Termination behavior, churn prediction and rotational churn for monthly subscription contracts

Our customer, a leading European Internet company, wanted to compare customer satisfaction between brands after numerous acquisitions within their multi-brand strategy. Termination behavior was analyzed, based on niologic’s product portfolio.


Our customer had bundled products for different customer groups into different brands through acquisitions and a multi-brand strategy. Termination data was implicitly made available by the respective contract management of the brand or subsidiary, but could only be compared manually. In addition, there still were differences in the definition of key figures between brands.

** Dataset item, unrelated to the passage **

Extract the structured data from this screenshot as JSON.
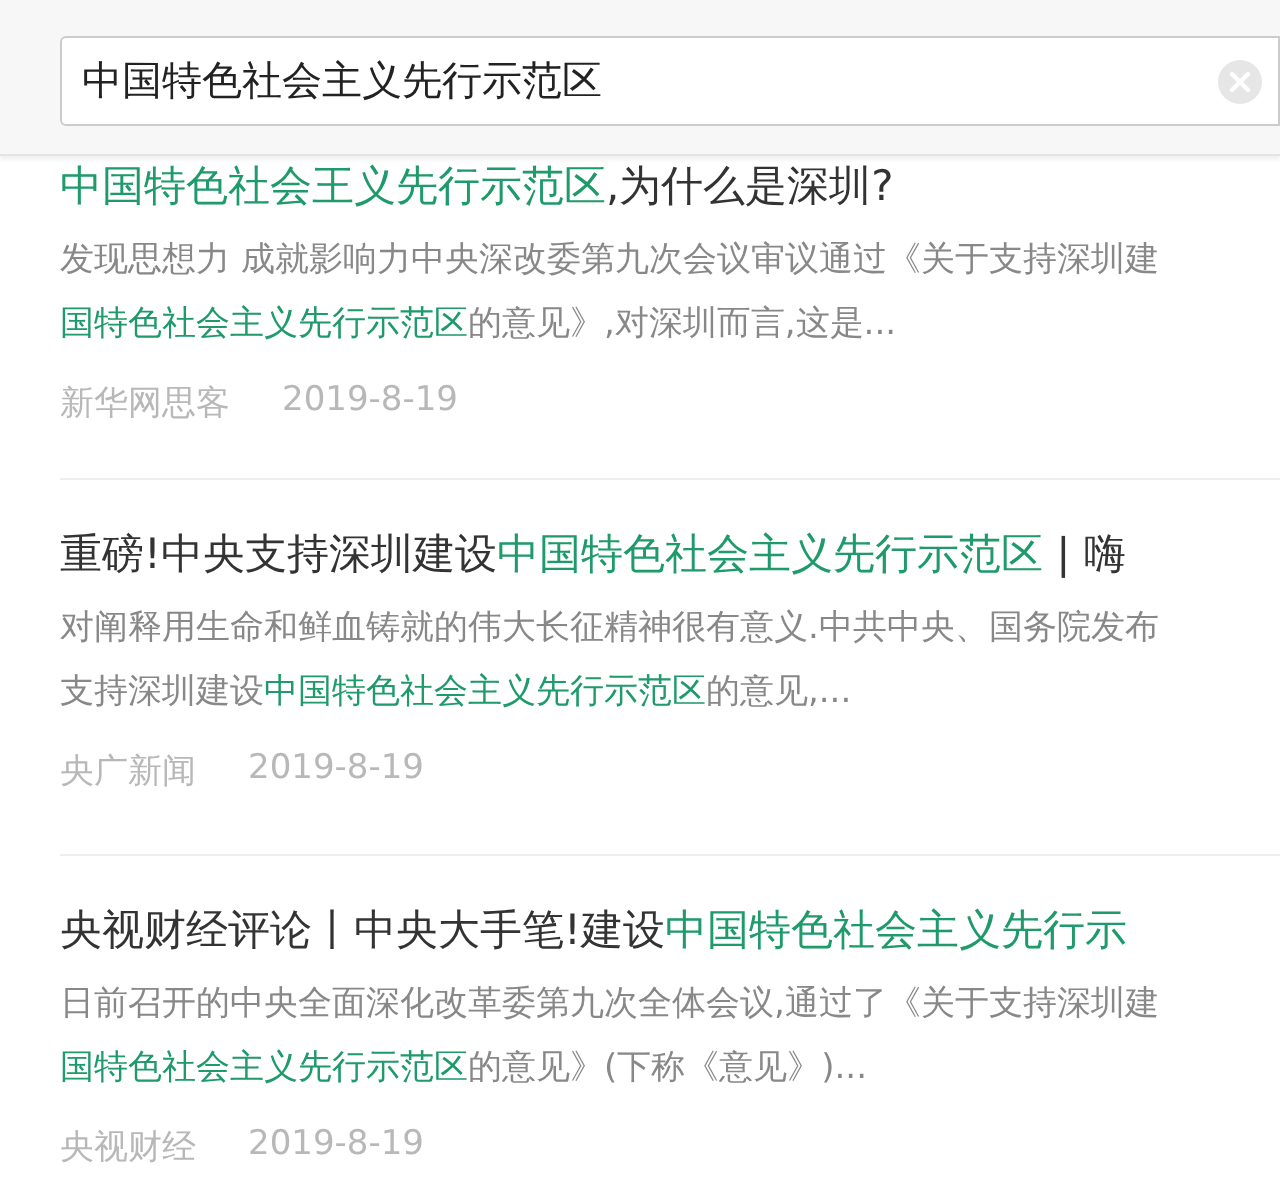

niologic created a common data structure for the customer and merged the contract data of all brands in a data warehouse (DWH). In addition, the products and each’s brand product hierarchy were combined in a common group-wide product hierarchy or portfolio management. Ultimately, there were several product hierarchies for finance, marketing and sales as well as the respective subsidiary as an internal view.

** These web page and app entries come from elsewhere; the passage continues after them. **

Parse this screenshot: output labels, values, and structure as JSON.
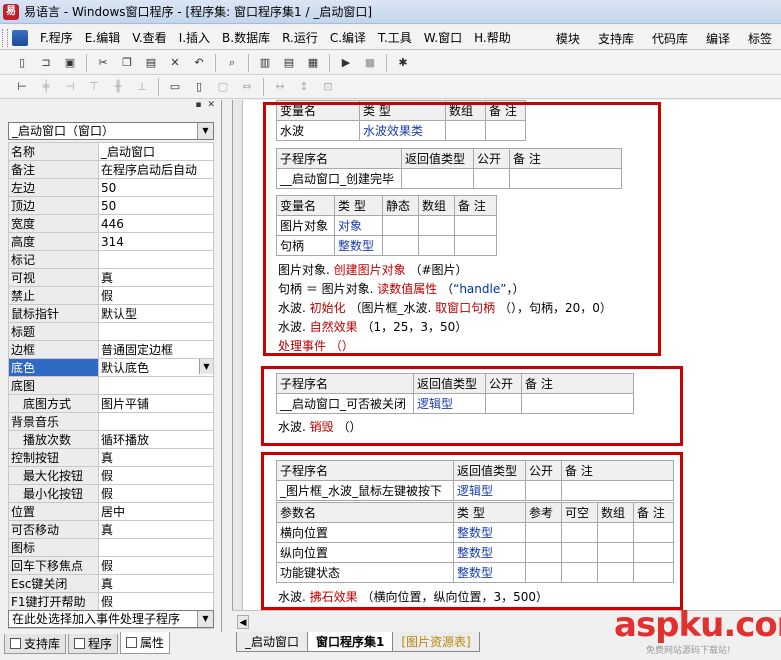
{
  "window": {
    "title": "易语言 - Windows窗口程序 - [程序集: 窗口程序集1 / _启动窗口]"
  },
  "menu": {
    "items": [
      "F.程序",
      "E.编辑",
      "V.查看",
      "I.插入",
      "B.数据库",
      "R.运行",
      "C.编译",
      "T.工具",
      "W.窗口",
      "H.帮助"
    ],
    "right": [
      "模块",
      "支持库",
      "代码库",
      "编译",
      "标签"
    ]
  },
  "toolbar1": {
    "icons": [
      "new-icon",
      "open-icon",
      "save-icon",
      "cut-icon",
      "copy-icon",
      "paste-icon",
      "delete-icon",
      "undo-icon",
      "redo-icon",
      "find-icon",
      "view-icon",
      "view2-icon",
      "view3-icon",
      "run-icon",
      "stop-icon",
      "debug-icon"
    ]
  },
  "properties": {
    "object": "_启动窗口（窗口）",
    "rows": [
      {
        "name": "名称",
        "value": "_启动窗口"
      },
      {
        "name": "备注",
        "value": "在程序启动后自动"
      },
      {
        "name": "左边",
        "value": "50"
      },
      {
        "name": "顶边",
        "value": "50"
      },
      {
        "name": "宽度",
        "value": "446"
      },
      {
        "name": "高度",
        "value": "314"
      },
      {
        "name": "标记",
        "value": ""
      },
      {
        "name": "可视",
        "value": "真"
      },
      {
        "name": "禁止",
        "value": "假"
      },
      {
        "name": "鼠标指针",
        "value": "默认型"
      },
      {
        "name": "标题",
        "value": ""
      },
      {
        "name": "边框",
        "value": "普通固定边框"
      },
      {
        "name": "底色",
        "value": "默认底色"
      },
      {
        "name": "底图",
        "value": ""
      },
      {
        "name": "底图方式",
        "value": "图片平铺"
      },
      {
        "name": "背景音乐",
        "value": ""
      },
      {
        "name": "播放次数",
        "value": "循环播放"
      },
      {
        "name": "控制按钮",
        "value": "真"
      },
      {
        "name": "最大化按钮",
        "value": "假"
      },
      {
        "name": "最小化按钮",
        "value": "假"
      },
      {
        "name": "位置",
        "value": "居中"
      },
      {
        "name": "可否移动",
        "value": "真"
      },
      {
        "name": "图标",
        "value": ""
      },
      {
        "name": "回车下移焦点",
        "value": "假"
      },
      {
        "name": "Esc键关闭",
        "value": "真"
      },
      {
        "name": "F1键打开帮助",
        "value": "假"
      },
      {
        "name": "帮助文件名",
        "value": ""
      }
    ],
    "hint": "在此处选择加入事件处理子程序"
  },
  "left_tabs": [
    "支持库",
    "程序",
    "属性"
  ],
  "code": {
    "b1_var_header": [
      "变量名",
      "类 型",
      "数组",
      "备 注"
    ],
    "b1_var_row": [
      "水波",
      "水波效果类",
      "",
      ""
    ],
    "b1_sub_header": [
      "子程序名",
      "返回值类型",
      "公开",
      "备 注"
    ],
    "b1_sub_row": [
      "__启动窗口_创建完毕",
      "",
      "",
      ""
    ],
    "b1_local_header": [
      "变量名",
      "类 型",
      "静态",
      "数组",
      "备 注"
    ],
    "b1_local_rows": [
      [
        "图片对象",
        "对象",
        "",
        "",
        ""
      ],
      [
        "句柄",
        "整数型",
        "",
        "",
        ""
      ]
    ],
    "b1_lines": [
      [
        "图片对象. ",
        "创建图片对象",
        " （#图片）",
        ""
      ],
      [
        "句柄 ＝ 图片对象. ",
        "读数值属性",
        " （",
        "“handle”",
        "，）"
      ],
      [
        "水波. ",
        "初始化",
        " （图片框_水波. ",
        "取窗口句柄",
        " （），句柄，20，0）"
      ],
      [
        "水波. ",
        "自然效果",
        " （1，25，3，50）"
      ],
      [
        "处理事件 （）"
      ]
    ],
    "b2_sub_header": [
      "子程序名",
      "返回值类型",
      "公开",
      "备 注"
    ],
    "b2_sub_row": [
      "__启动窗口_可否被关闭",
      "逻辑型",
      "",
      ""
    ],
    "b2_line": [
      "水波. ",
      "销毁",
      " （）"
    ],
    "b3_sub_header": [
      "子程序名",
      "返回值类型",
      "公开",
      "备 注"
    ],
    "b3_sub_row": [
      "_图片框_水波_鼠标左键被按下",
      "逻辑型",
      "",
      ""
    ],
    "b3_param_header": [
      "参数名",
      "类 型",
      "参考",
      "可空",
      "数组",
      "备 注"
    ],
    "b3_param_rows": [
      [
        "横向位置",
        "整数型",
        "",
        "",
        "",
        ""
      ],
      [
        "纵向位置",
        "整数型",
        "",
        "",
        "",
        ""
      ],
      [
        "功能键状态",
        "整数型",
        "",
        "",
        "",
        ""
      ]
    ],
    "b3_line": [
      "水波. ",
      "拂石效果",
      " （横向位置，纵向位置，3，500）"
    ]
  },
  "doc_tabs": [
    "_启动窗口",
    "窗口程序集1",
    "[图片资源表]"
  ],
  "watermark": {
    "main": "aspku.com",
    "sub": "免费网站源码下载站!"
  },
  "colors": {
    "highlight": "#316ac5",
    "red_box": "#cc0000",
    "keyword": "#1a3da8",
    "function": "#c00000"
  }
}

On the basis of the product hierarchy, as well as contract data and transaction data, additions and removals of contracts were modelled as a sparsely populated matrix. The termination behavior was predicted using Kaplan-Meier estimators and Bayes methods. The data structure was created in a column-based InMemory database to ensure high-performance analyses.

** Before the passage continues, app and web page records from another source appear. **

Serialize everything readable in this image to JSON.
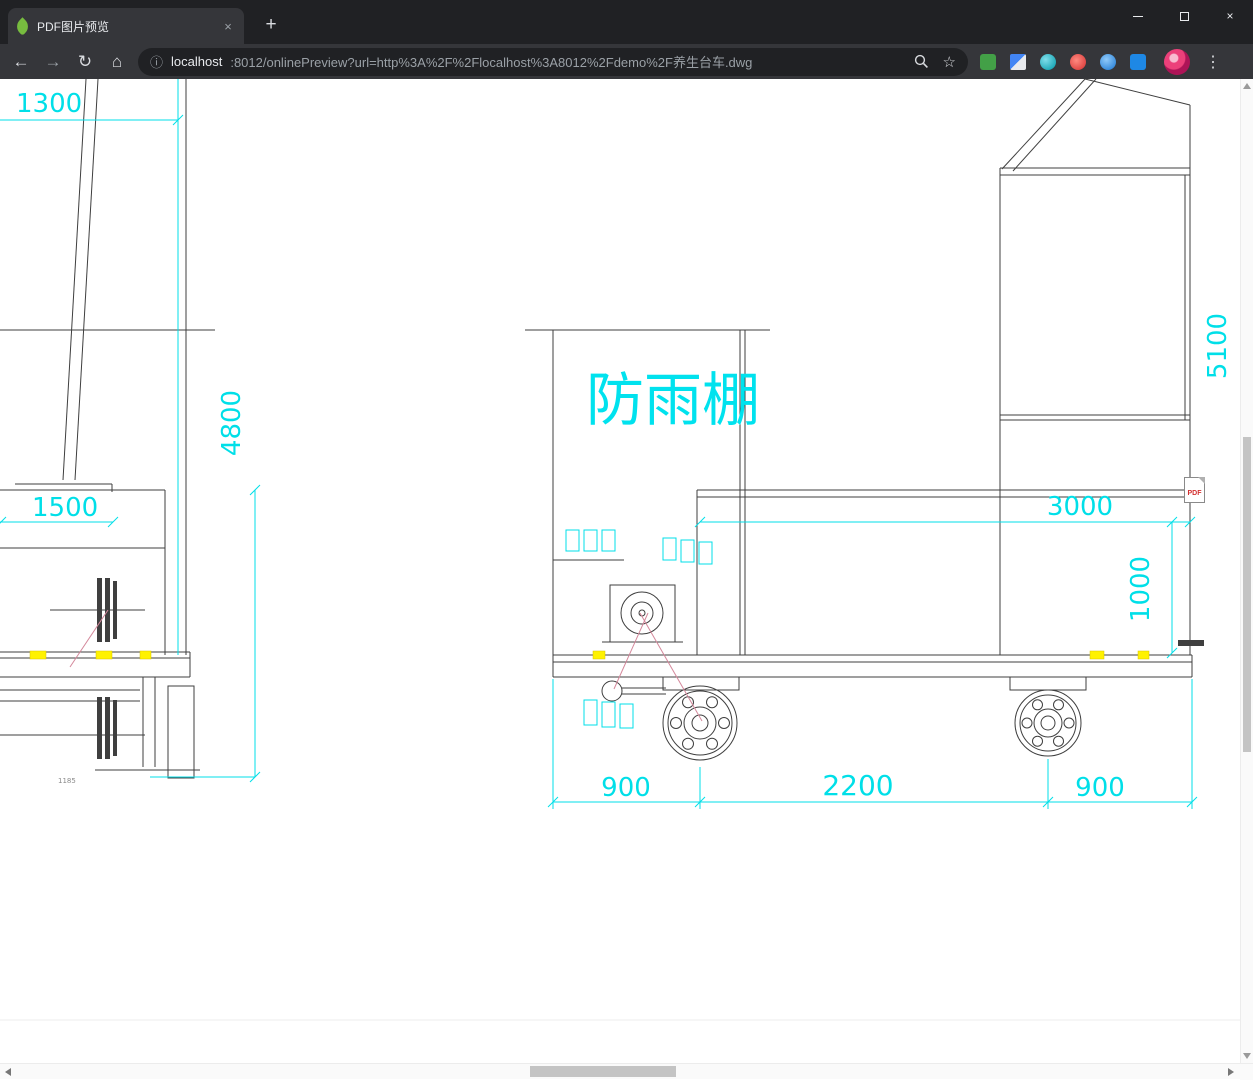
{
  "tab": {
    "title": "PDF图片预览"
  },
  "toolbar": {
    "omnibox": {
      "host": "localhost",
      "path": ":8012/onlinePreview?url=http%3A%2F%2Flocalhost%3A8012%2Fdemo%2F养生台车.dwg"
    }
  },
  "icons": {
    "back": "←",
    "forward": "→",
    "reload": "↻",
    "home": "⌂",
    "info": "ⓘ",
    "bookmark_star": "☆",
    "menu_dots": "⋮",
    "new_tab": "+",
    "tab_close": "×",
    "window_close": "×"
  },
  "drawing": {
    "labels": {
      "canopy": "防雨棚",
      "dim_1300": "1300",
      "dim_4800": "4800",
      "dim_1500": "1500",
      "dim_5100": "5100",
      "dim_3000": "3000",
      "dim_1000": "1000",
      "dim_900_left": "900",
      "dim_2200": "2200",
      "dim_900_right": "900",
      "dim_small": "1185"
    },
    "pdf_badge": "PDF",
    "colors": {
      "dimension_cyan": "#00dfe8",
      "line_black": "#3f3f3f",
      "highlight_yellow": "#fff200",
      "accent_red": "#d4889b"
    }
  }
}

Results and customer value

Introducing a common product hierarchy for portfolio analysis, it was made possible to analyze contract changes at every level of the product portfolio. This way, individual brands could also be compared together on those levels (e.g. product group).

This also allowed analying the termination of old contracts and the simultaneous closing of new contracts (rotational churn) within a product group. The customer’s product management was thus able to draw numerous conclusions about customer behavior within the brands and flexibly compare the brand strategy to the operating result. The effects of Rotational Churn caused by the introduction of new services within the latest contracts, could thus be measured immediately after introducing portfolio management.

Customer Lifetime Value (CLV) could also be shown by individually distributing contract duration per customer or aggregated on the product hierarchy levels (simply put: distribution * sales). Therefore, it was no longer necessary to resort to individual averaging or precalculations. Also, the CLV could be compared between brands.